Items from an interface collection
*** Begin section ***
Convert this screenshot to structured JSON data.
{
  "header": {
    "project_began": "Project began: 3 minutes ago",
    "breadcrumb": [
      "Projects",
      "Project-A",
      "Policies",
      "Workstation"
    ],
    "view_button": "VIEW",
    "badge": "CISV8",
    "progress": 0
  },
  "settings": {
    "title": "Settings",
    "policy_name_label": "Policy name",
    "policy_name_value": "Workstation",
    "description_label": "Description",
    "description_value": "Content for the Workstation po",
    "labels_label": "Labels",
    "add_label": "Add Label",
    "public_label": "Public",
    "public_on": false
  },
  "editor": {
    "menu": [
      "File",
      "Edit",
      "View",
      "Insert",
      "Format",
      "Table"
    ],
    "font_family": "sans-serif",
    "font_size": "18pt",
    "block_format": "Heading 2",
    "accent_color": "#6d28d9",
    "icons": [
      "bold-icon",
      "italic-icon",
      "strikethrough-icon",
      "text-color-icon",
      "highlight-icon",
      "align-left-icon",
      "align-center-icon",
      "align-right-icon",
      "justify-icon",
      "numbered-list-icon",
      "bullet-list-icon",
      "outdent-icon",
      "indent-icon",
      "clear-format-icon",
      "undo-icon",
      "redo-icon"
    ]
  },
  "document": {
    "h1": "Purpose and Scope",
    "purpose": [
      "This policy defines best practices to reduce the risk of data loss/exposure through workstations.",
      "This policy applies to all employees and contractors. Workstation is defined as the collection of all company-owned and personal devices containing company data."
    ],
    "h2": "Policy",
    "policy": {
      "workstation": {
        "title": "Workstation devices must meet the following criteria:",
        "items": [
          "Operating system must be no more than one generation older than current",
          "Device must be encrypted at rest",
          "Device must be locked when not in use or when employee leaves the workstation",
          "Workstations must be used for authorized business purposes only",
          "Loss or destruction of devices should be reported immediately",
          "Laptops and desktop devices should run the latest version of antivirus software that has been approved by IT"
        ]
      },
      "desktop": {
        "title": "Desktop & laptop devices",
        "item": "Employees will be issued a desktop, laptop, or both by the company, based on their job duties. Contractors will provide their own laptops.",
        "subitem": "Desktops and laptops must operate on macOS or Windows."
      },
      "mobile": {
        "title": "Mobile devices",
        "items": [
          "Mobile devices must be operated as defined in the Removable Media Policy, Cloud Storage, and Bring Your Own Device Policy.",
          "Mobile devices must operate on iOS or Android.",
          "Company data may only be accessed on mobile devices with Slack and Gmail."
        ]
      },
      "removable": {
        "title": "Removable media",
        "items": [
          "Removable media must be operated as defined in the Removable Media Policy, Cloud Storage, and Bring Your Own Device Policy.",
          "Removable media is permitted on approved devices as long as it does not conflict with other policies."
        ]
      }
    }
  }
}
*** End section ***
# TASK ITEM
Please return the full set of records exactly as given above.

# RESPONSE FOR THIS EXERCISE
Convert this screenshot to structured JSON data.
{
  "header": {
    "project_began": "Project began: 3 minutes ago",
    "breadcrumb": [
      "Projects",
      "Project-A",
      "Policies",
      "Workstation"
    ],
    "view_button": "VIEW",
    "badge": "CISV8",
    "progress": 0
  },
  "settings": {
    "title": "Settings",
    "policy_name_label": "Policy name",
    "policy_name_value": "Workstation",
    "description_label": "Description",
    "description_value": "Content for the Workstation po",
    "labels_label": "Labels",
    "add_label": "Add Label",
    "public_label": "Public",
    "public_on": false
  },
  "editor": {
    "menu": [
      "File",
      "Edit",
      "View",
      "Insert",
      "Format",
      "Table"
    ],
    "font_family": "sans-serif",
    "font_size": "18pt",
    "block_format": "Heading 2",
    "accent_color": "#6d28d9",
    "icons": [
      "bold-icon",
      "italic-icon",
      "strikethrough-icon",
      "text-color-icon",
      "highlight-icon",
      "align-left-icon",
      "align-center-icon",
      "align-right-icon",
      "justify-icon",
      "numbered-list-icon",
      "bullet-list-icon",
      "outdent-icon",
      "indent-icon",
      "clear-format-icon",
      "undo-icon",
      "redo-icon"
    ]
  },
  "document": {
    "h1": "Purpose and Scope",
    "purpose": [
      "This policy defines best practices to reduce the risk of data loss/exposure through workstations.",
      "This policy applies to all employees and contractors. Workstation is defined as the collection of all company-owned and personal devices containing company data."
    ],
    "h2": "Policy",
    "policy": {
      "workstation": {
        "title": "Workstation devices must meet the following criteria:",
        "items": [
          "Operating system must be no more than one generation older than current",
          "Device must be encrypted at rest",
          "Device must be locked when not in use or when employee leaves the workstation",
          "Workstations must be used for authorized business purposes only",
          "Loss or destruction of devices should be reported immediately",
          "Laptops and desktop devices should run the latest version of antivirus software that has been approved by IT"
        ]
      },
      "desktop": {
        "title": "Desktop & laptop devices",
        "item": "Employees will be issued a desktop, laptop, or both by the company, based on their job duties. Contractors will provide their own laptops.",
        "subitem": "Desktops and laptops must operate on macOS or Windows."
      },
      "mobile": {
        "title": "Mobile devices",
        "items": [
          "Mobile devices must be operated as defined in the Removable Media Policy, Cloud Storage, and Bring Your Own Device Policy.",
          "Mobile devices must operate on iOS or Android.",
          "Company data may only be accessed on mobile devices with Slack and Gmail."
        ]
      },
      "removable": {
        "title": "Removable media",
        "items": [
          "Removable media must be operated as defined in the Removable Media Policy, Cloud Storage, and Bring Your Own Device Policy.",
          "Removable media is permitted on approved devices as long as it does not conflict with other policies."
        ]
      }
    }
  }
}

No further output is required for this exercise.